■ Material for this task
□ □ □ □ □ □ □

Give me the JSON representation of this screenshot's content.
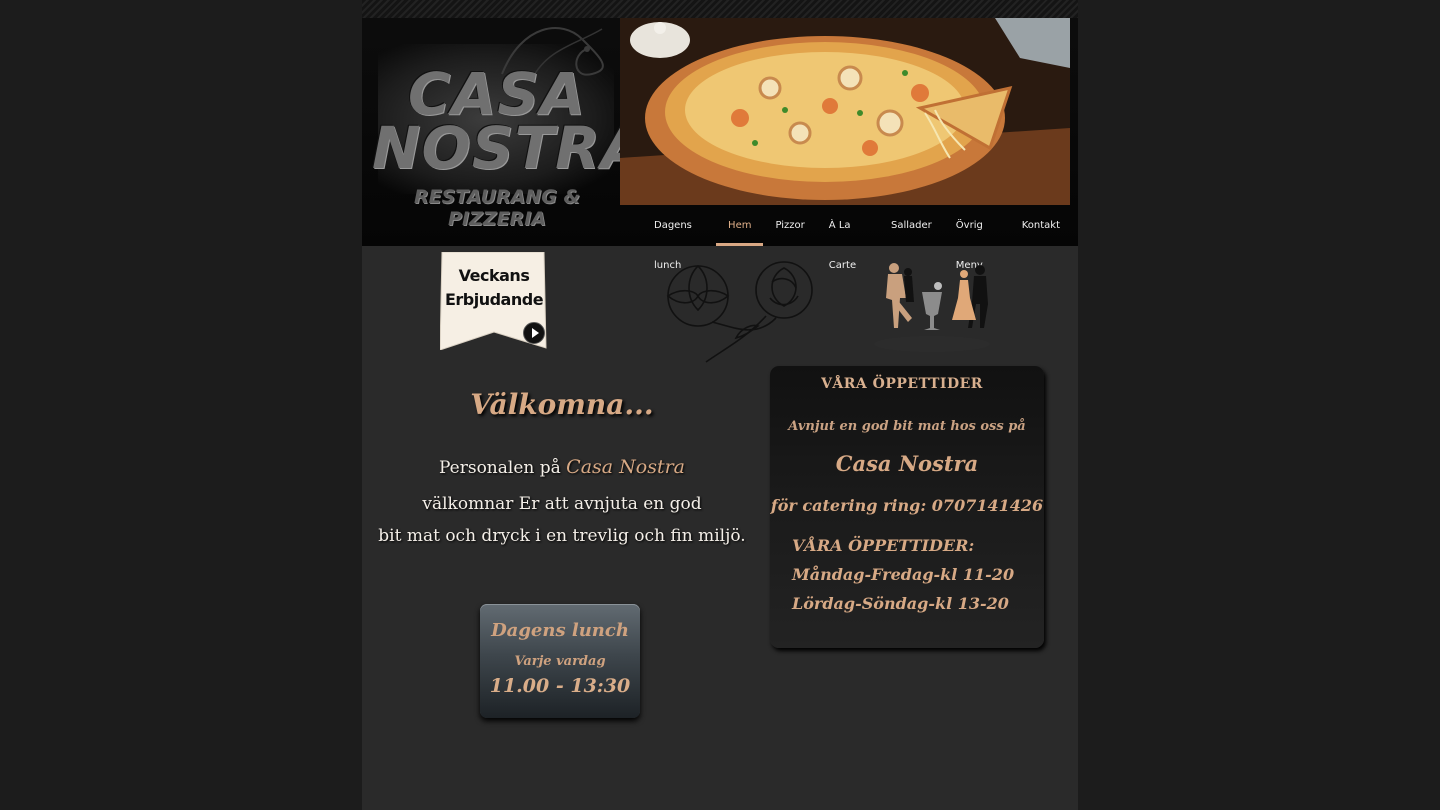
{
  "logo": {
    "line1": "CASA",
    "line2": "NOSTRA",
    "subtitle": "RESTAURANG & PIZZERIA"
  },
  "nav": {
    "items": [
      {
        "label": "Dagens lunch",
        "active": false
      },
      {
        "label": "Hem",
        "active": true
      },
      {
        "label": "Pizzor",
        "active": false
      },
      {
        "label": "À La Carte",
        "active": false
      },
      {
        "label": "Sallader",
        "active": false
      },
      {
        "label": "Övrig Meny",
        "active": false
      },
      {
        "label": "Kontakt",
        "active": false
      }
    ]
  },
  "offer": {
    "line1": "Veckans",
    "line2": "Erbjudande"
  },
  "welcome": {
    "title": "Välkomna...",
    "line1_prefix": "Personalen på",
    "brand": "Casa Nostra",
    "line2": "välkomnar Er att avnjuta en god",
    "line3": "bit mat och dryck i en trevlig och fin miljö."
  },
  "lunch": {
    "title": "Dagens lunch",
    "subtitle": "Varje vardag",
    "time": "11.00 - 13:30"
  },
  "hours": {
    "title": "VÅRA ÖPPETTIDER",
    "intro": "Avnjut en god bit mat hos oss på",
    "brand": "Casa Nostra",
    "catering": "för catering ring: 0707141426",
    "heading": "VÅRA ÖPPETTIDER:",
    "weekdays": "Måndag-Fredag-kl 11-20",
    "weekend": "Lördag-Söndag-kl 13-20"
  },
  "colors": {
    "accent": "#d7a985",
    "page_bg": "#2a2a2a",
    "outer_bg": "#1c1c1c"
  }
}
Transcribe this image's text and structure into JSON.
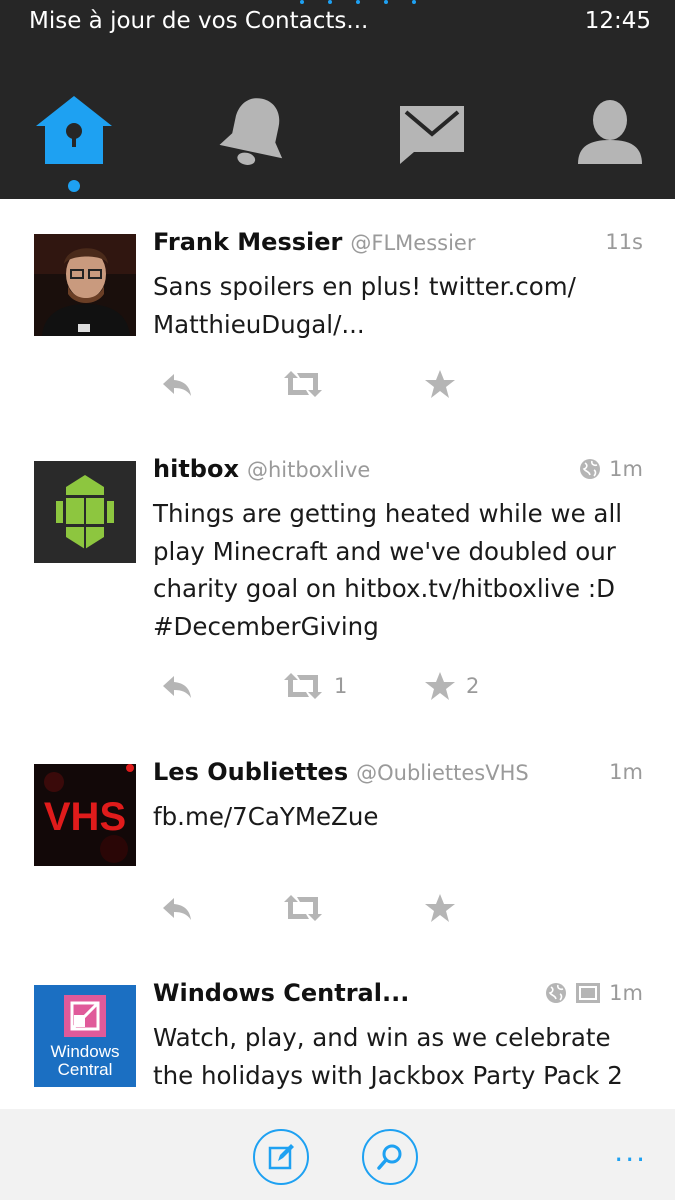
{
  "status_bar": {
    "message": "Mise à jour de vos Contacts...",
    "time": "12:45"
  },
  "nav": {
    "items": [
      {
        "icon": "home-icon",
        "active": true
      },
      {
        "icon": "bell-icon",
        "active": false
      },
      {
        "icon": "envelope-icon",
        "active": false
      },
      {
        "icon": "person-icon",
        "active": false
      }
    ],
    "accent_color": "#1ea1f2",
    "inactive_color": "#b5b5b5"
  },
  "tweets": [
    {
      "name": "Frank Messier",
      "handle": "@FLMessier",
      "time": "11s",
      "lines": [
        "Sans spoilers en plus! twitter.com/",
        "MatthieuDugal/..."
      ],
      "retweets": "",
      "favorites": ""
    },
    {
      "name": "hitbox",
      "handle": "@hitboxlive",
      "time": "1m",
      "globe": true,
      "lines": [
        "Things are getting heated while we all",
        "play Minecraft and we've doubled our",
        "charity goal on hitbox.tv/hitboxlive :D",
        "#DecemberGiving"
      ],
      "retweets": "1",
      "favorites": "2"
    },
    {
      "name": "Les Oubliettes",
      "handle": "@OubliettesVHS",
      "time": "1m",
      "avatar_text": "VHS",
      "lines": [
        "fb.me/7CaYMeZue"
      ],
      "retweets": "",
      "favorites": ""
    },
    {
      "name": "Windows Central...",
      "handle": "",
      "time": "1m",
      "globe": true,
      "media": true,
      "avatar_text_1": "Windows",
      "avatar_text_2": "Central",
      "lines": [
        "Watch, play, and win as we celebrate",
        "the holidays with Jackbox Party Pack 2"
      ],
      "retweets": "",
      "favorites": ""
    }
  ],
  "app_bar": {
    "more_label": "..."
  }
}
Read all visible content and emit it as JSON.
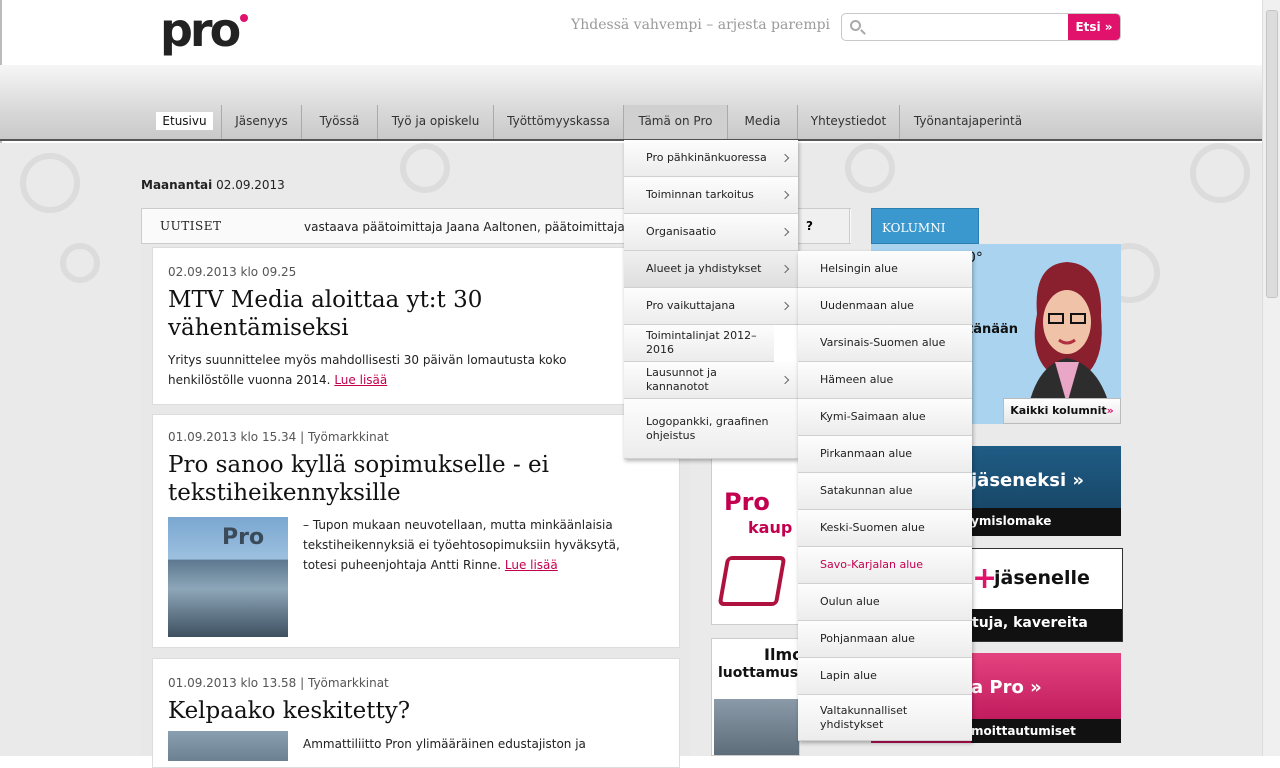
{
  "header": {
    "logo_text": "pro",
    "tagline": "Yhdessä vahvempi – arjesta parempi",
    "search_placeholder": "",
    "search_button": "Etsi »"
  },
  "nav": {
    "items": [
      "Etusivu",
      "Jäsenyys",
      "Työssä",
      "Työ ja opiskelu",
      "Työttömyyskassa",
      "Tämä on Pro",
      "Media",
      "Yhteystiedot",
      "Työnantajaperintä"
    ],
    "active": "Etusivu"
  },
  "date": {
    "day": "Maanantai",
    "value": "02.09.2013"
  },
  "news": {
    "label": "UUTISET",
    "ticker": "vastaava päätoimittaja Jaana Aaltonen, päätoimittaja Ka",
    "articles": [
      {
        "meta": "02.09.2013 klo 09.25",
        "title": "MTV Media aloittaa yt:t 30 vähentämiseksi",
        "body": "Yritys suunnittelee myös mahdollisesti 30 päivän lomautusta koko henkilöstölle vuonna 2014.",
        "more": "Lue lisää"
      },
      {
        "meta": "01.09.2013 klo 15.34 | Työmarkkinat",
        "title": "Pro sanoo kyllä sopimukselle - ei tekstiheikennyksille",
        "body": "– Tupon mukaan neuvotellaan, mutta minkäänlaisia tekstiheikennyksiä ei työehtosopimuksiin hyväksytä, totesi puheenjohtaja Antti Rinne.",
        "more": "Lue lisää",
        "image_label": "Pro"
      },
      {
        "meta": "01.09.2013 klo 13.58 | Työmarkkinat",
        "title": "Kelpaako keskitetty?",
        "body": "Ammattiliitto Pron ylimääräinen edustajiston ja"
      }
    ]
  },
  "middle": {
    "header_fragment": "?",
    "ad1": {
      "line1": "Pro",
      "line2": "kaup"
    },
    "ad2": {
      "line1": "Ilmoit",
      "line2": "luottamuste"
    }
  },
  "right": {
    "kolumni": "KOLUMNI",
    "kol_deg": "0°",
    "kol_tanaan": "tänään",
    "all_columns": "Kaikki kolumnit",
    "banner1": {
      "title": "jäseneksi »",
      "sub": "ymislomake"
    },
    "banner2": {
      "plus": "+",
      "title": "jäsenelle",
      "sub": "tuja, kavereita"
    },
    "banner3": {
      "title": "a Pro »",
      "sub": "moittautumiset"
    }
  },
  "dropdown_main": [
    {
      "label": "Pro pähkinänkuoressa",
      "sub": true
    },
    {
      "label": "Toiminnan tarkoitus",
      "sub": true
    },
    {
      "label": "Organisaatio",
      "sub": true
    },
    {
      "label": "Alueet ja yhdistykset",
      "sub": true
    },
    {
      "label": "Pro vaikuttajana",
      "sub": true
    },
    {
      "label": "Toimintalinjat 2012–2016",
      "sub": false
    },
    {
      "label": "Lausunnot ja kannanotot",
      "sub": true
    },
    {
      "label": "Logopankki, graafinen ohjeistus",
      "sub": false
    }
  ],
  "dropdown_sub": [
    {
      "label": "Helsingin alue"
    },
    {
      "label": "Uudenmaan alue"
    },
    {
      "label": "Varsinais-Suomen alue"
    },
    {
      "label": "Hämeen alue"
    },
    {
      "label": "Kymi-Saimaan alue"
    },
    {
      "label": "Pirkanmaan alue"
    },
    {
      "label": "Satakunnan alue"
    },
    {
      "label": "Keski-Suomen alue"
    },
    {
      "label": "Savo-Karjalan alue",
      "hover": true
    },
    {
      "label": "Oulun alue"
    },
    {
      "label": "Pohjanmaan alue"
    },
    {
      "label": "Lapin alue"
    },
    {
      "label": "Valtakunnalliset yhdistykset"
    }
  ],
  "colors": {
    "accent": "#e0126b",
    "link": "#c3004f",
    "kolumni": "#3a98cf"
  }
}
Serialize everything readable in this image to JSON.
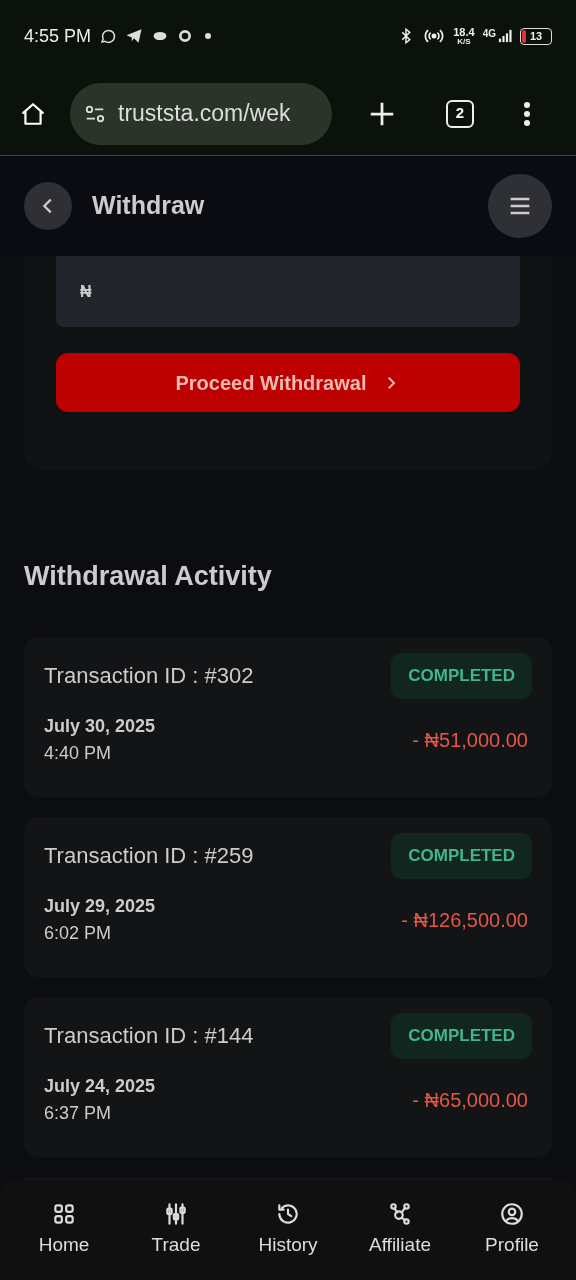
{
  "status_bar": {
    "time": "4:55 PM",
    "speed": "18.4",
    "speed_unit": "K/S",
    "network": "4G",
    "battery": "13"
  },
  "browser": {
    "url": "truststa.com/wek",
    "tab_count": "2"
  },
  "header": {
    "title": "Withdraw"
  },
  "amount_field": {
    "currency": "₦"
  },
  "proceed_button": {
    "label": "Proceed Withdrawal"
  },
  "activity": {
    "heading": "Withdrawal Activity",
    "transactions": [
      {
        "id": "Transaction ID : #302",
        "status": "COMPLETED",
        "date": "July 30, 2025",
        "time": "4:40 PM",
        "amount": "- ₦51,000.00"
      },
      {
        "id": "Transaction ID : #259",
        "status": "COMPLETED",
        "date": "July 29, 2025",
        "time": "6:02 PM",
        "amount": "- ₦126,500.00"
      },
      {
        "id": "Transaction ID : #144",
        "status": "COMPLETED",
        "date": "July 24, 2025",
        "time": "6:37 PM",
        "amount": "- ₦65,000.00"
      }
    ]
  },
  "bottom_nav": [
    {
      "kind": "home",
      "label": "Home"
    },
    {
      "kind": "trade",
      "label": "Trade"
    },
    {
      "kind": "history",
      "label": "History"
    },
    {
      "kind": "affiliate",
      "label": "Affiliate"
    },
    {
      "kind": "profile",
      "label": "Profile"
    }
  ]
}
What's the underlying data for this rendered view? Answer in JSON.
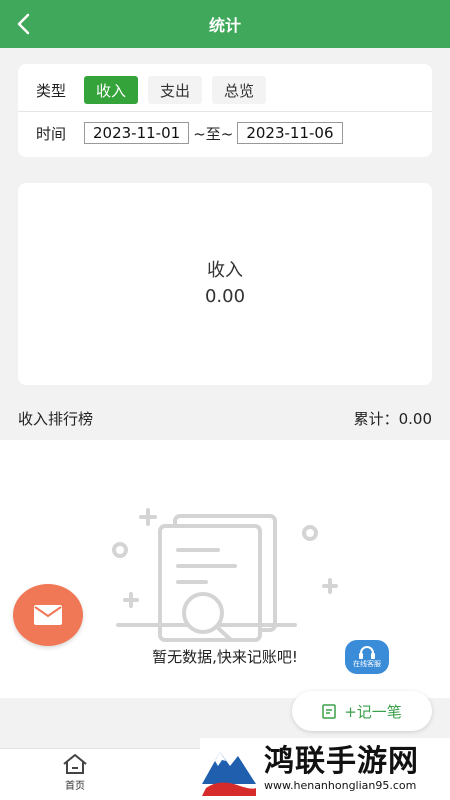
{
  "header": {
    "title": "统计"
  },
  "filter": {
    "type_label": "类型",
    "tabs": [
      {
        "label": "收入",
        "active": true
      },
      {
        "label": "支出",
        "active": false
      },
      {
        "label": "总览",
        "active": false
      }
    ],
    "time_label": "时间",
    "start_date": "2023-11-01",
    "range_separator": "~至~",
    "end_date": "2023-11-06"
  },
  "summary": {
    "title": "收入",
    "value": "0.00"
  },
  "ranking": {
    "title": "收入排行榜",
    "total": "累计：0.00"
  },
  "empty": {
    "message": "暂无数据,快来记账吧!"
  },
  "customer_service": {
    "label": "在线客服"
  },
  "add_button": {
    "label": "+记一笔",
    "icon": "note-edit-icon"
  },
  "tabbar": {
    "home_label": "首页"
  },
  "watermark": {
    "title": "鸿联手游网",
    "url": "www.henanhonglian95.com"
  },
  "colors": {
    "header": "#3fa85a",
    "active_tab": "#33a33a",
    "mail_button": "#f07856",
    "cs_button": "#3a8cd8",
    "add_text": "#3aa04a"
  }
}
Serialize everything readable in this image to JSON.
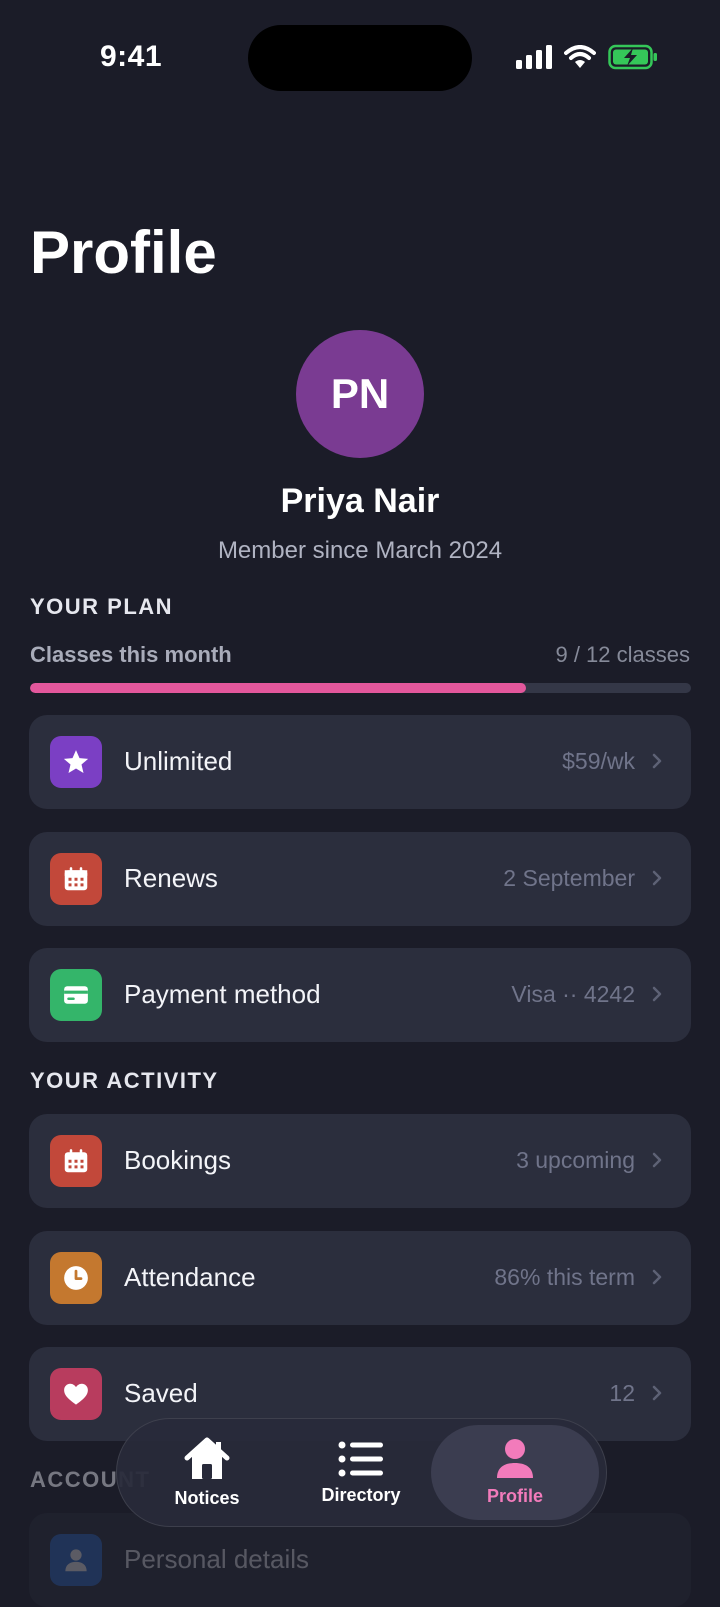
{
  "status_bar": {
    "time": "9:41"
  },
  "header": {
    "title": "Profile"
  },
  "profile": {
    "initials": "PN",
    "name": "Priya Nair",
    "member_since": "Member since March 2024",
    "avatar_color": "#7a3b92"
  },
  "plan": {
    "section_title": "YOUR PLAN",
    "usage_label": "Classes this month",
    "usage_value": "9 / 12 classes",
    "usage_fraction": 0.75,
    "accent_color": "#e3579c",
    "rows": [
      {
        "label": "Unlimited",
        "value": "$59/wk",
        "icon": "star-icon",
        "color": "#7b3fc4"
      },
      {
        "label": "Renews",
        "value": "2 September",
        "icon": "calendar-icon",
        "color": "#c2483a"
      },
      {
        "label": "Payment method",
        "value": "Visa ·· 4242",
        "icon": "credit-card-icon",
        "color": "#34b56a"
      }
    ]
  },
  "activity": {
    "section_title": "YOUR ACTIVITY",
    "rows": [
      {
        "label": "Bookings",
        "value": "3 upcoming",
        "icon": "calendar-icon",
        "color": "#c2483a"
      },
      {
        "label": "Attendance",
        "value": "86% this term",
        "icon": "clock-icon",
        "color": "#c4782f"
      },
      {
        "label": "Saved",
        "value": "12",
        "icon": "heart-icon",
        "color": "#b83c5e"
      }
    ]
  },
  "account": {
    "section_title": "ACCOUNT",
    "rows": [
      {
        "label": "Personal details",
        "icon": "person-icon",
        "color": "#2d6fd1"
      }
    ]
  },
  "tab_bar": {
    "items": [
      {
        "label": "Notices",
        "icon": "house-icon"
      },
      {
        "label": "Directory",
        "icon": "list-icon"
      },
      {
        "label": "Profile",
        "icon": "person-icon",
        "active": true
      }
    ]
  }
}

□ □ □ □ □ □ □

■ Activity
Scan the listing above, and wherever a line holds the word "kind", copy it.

■ Reply
      "kind": "home",
      "kind": "trade",
      "kind": "history",
      "kind": "affiliate",
      "kind": "profile",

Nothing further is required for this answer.